In the entries below, find the lines that contain the word "Comments" and copy them.

___ Input for this task

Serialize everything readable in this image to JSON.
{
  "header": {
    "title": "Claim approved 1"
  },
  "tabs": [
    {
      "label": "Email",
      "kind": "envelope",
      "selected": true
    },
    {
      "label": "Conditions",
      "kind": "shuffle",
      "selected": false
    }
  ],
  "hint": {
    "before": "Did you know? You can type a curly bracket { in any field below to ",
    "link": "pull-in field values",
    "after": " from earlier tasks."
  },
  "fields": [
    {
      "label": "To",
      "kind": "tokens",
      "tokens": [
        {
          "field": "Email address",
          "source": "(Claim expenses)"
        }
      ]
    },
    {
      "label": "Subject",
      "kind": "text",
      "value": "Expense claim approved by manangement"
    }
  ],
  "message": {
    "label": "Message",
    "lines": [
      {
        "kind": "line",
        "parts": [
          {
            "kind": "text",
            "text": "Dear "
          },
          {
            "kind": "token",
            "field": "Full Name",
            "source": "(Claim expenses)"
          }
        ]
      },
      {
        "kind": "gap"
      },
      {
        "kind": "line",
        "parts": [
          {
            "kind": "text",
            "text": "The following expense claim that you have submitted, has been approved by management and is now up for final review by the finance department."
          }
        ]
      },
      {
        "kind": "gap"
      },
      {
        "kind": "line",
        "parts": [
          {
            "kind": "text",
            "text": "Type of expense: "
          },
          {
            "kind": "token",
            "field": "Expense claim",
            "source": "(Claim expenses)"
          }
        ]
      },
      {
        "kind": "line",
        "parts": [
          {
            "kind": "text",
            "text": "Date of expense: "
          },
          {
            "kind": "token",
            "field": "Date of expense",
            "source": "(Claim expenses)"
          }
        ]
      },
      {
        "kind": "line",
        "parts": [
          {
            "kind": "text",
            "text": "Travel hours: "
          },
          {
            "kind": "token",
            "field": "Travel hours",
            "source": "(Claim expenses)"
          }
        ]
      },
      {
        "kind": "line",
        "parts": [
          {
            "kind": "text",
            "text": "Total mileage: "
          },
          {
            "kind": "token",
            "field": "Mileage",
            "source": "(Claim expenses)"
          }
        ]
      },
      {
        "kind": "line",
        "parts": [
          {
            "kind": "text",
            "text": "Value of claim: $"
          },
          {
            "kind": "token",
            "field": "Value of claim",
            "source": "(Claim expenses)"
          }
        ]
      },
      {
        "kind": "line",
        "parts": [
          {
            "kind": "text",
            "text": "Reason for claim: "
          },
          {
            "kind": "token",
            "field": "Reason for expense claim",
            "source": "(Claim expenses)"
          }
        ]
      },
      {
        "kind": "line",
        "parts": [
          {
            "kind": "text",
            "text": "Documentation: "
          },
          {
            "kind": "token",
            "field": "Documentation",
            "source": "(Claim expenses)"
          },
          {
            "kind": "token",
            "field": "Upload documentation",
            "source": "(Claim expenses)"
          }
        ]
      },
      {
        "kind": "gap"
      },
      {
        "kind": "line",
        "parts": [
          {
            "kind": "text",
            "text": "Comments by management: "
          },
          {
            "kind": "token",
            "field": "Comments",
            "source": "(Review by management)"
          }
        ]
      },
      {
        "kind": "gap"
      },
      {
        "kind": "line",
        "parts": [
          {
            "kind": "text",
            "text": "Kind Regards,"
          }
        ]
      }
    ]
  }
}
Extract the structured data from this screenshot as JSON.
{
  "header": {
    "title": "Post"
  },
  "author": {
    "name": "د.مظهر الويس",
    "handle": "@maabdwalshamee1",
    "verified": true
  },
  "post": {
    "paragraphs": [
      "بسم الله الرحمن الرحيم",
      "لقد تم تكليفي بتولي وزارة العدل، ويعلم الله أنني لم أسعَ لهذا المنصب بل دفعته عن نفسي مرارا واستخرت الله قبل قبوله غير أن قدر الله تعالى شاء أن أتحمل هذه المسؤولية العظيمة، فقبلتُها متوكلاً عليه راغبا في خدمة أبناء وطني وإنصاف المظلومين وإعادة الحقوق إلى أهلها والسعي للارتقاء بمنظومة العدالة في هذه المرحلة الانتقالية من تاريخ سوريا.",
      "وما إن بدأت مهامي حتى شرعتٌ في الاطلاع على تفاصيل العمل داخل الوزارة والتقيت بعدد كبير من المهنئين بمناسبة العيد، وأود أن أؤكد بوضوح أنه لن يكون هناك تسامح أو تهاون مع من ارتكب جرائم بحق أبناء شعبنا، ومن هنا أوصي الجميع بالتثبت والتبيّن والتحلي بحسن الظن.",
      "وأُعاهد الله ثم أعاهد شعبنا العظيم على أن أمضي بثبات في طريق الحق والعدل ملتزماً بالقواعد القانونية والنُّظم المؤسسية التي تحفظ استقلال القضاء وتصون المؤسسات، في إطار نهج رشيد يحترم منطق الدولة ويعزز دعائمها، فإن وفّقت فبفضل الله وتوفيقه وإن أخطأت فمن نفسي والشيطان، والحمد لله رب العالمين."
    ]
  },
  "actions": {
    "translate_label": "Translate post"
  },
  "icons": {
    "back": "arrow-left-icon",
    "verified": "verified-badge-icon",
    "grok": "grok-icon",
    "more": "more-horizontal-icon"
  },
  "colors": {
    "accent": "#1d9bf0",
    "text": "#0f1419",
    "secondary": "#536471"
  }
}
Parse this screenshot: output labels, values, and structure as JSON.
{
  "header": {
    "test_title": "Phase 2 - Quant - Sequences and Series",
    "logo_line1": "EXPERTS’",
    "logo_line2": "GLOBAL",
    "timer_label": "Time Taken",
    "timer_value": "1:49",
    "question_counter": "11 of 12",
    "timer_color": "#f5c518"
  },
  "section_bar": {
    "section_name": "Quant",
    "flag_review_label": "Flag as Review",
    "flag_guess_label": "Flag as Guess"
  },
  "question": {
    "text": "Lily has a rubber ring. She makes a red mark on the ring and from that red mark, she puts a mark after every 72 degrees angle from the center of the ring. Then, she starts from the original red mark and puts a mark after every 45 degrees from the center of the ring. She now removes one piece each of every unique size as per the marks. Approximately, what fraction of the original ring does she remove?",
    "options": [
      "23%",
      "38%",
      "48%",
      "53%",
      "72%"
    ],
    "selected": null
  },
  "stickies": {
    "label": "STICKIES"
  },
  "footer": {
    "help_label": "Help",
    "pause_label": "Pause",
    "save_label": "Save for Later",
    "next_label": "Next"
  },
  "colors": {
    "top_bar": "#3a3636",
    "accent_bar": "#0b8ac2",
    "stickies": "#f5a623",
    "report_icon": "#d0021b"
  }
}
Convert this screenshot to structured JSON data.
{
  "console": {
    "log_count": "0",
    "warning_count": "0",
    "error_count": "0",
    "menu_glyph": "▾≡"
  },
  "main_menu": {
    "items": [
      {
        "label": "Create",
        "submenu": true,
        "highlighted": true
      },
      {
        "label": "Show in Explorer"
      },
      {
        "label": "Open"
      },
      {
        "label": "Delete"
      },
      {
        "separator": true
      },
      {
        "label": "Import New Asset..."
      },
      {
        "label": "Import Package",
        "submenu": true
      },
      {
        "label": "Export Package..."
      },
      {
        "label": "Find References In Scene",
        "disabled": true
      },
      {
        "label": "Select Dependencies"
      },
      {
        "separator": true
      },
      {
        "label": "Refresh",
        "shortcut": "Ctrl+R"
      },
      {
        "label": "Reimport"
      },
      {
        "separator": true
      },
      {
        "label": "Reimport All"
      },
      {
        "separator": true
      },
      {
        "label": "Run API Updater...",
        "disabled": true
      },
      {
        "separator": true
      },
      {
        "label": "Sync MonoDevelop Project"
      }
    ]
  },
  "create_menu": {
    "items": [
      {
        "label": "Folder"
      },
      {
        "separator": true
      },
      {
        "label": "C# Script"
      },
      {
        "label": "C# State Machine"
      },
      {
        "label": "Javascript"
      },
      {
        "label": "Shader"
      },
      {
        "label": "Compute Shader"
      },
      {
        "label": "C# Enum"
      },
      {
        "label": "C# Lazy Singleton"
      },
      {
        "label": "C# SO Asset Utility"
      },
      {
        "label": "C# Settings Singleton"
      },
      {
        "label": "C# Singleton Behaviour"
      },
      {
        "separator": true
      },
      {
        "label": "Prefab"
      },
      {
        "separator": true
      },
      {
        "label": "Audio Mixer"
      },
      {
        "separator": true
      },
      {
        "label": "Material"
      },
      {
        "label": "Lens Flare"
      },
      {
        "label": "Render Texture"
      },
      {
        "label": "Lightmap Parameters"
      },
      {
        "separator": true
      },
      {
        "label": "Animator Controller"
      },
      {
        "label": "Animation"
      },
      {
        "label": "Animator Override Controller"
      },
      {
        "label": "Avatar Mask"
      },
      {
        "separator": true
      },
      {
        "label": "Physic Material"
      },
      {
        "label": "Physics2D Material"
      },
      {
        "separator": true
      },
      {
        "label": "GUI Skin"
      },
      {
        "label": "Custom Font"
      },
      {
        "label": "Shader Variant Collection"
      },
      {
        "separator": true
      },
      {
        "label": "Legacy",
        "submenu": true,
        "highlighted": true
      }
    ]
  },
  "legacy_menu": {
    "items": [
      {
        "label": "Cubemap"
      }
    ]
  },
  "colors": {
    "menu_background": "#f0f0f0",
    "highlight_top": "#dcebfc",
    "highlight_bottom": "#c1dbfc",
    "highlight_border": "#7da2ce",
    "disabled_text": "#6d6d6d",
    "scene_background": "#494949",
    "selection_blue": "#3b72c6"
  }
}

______

• Result of the exercise:
            "text": "Comments by management: "
            "field": "Comments",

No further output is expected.